Section 5.5 - Identifying Authoritative Copies
The guidelines provide the following methods for the designation of the "authoritative copy:"
- Locating this copy in a file server identified as the repository for authoritative copies. There must also be an agreement by the parties regarding the designation of the authoritative copy and a notice in the record as to the location of the authoritative copy.
- Creation of a unique file identifier for the authoritative copy and a notice attached to other copies that indicates that these are not the authoritative copies, as well as directions as to where the authoritative copy may be found.
Both of these options appear reasonable. We believe the second option may be preferable because it specifically allows for copies without jeopardizing control over the authoritative copy.
Section 7 - Document Access
Section 7 of the guidelines includes a requirement to provide borrowers access to electronic records after closing "from the time an application for a loan is approved until such time as the loan is paid off or foreclosed, plus seven years." The specifications state that "access" includes:
- The ability to view the electronic records, including signature information, using the hardware and software specified in the pre-consent disclosures.
- The ability to print out copies of the electronic records.
We believe this proposed access requirement may impose unnecessary burdens on lenders because it appears to require the use of the same technology for an extended period of time. This is unreasonable and impractical in light of the frequent and significant changes that are expected in the future and this could seriously hinder the mortgage industry's efforts to implement e-mortgages. As technology evolves, providing continued electronic access to records through outdated media could become problematic and expensive to both lenders and consumers.
With regard to the other provisions addressing document access, credit unions are concerned about maintaining the ability to restrict access from non-credit union competitors and to ensure that any nonpublic information will not be publicly available on the Internet. Privacy is a significant legislative, regulatory, and public policy issue and all financial institutions are sensitive to these concerns, including the prevention of identity theft. The Gramm-Leach-Bliley Act that was passed by Congress last year has, to some extent, addressed these concerns, and we believe that Congress may very well look into these issues again next year. We emphasize these concerns to ensure that they are adequately addressed in the next draft of the guidelines.
Section 8 - Representations, Warranties and Contract Terms
With regard to Section 8 of the guidelines, it is our understanding that the guidelines will not require lenders to buy back any loan if there is a breach of a representation and warranty, unless it is otherwise required under law. We urge that no changes to the guidelines be made that would change this understanding.
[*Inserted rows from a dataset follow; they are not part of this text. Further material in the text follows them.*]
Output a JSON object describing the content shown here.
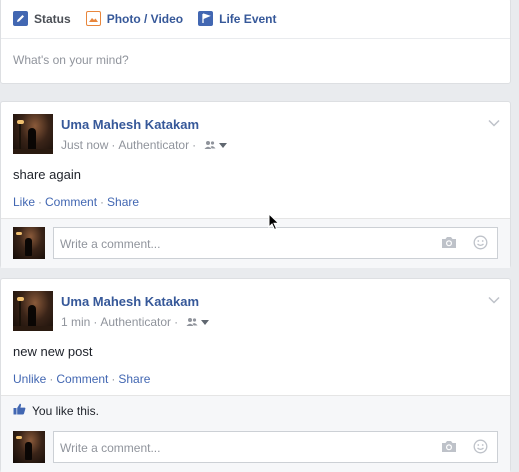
{
  "composer": {
    "tabs": [
      {
        "label": "Status",
        "icon": "pencil-icon"
      },
      {
        "label": "Photo / Video",
        "icon": "photo-icon"
      },
      {
        "label": "Life Event",
        "icon": "flag-icon"
      }
    ],
    "placeholder": "What's on your mind?"
  },
  "posts": [
    {
      "author": "Uma Mahesh Katakam",
      "time": "Just now",
      "app": "Authenticator",
      "text": "share again",
      "actions": [
        "Like",
        "Comment",
        "Share"
      ],
      "comment_placeholder": "Write a comment..."
    },
    {
      "author": "Uma Mahesh Katakam",
      "time": "1 min",
      "app": "Authenticator",
      "text": "new new post",
      "actions": [
        "Unlike",
        "Comment",
        "Share"
      ],
      "likes_text": "You like this.",
      "comment_placeholder": "Write a comment..."
    }
  ],
  "colors": {
    "link": "#4267b2",
    "author": "#365899",
    "muted": "#90949c",
    "background": "#e9ebee"
  }
}
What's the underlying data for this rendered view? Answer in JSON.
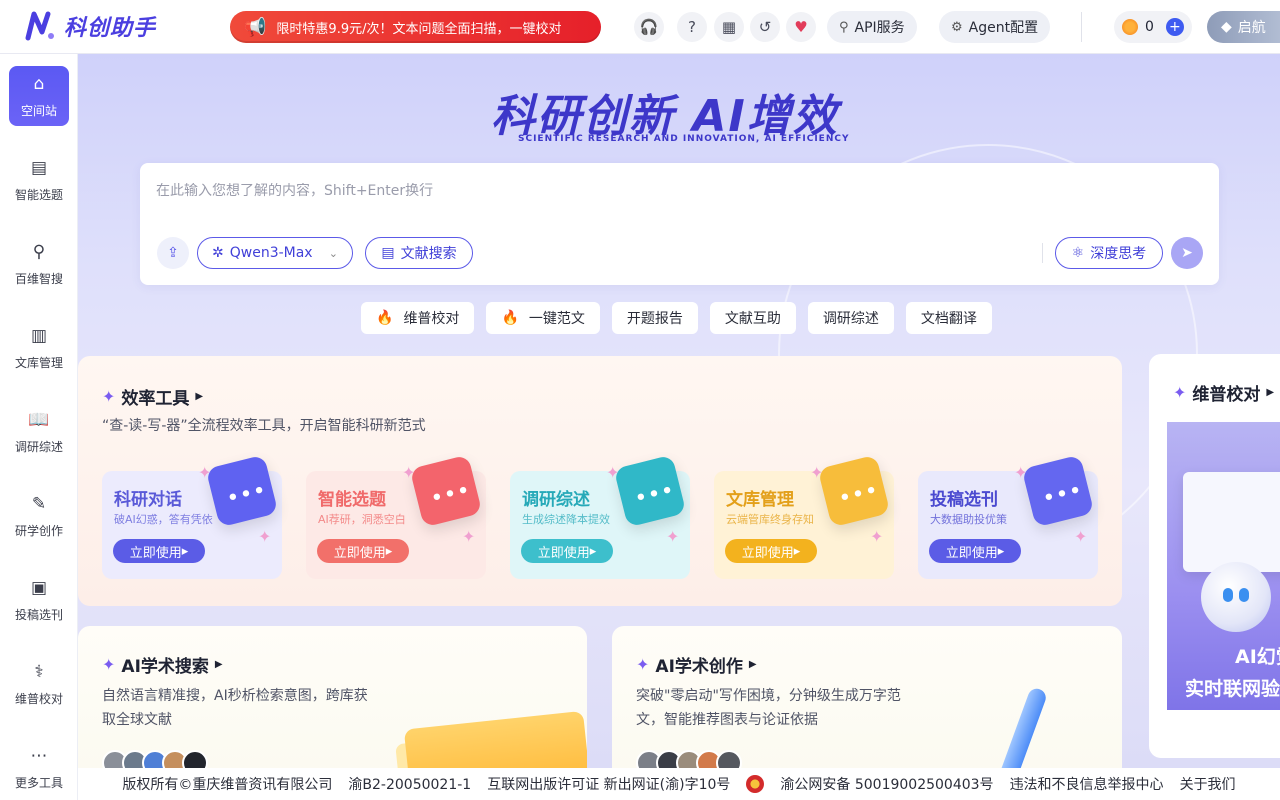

Thank you for the opportunity to comment on Freddie Macs proposed guidelines for electronic mortgages. If you or other staff have questions about our comments, please give me a call at 202-218-7795.
Assistant General Counsel
Credit Union National Association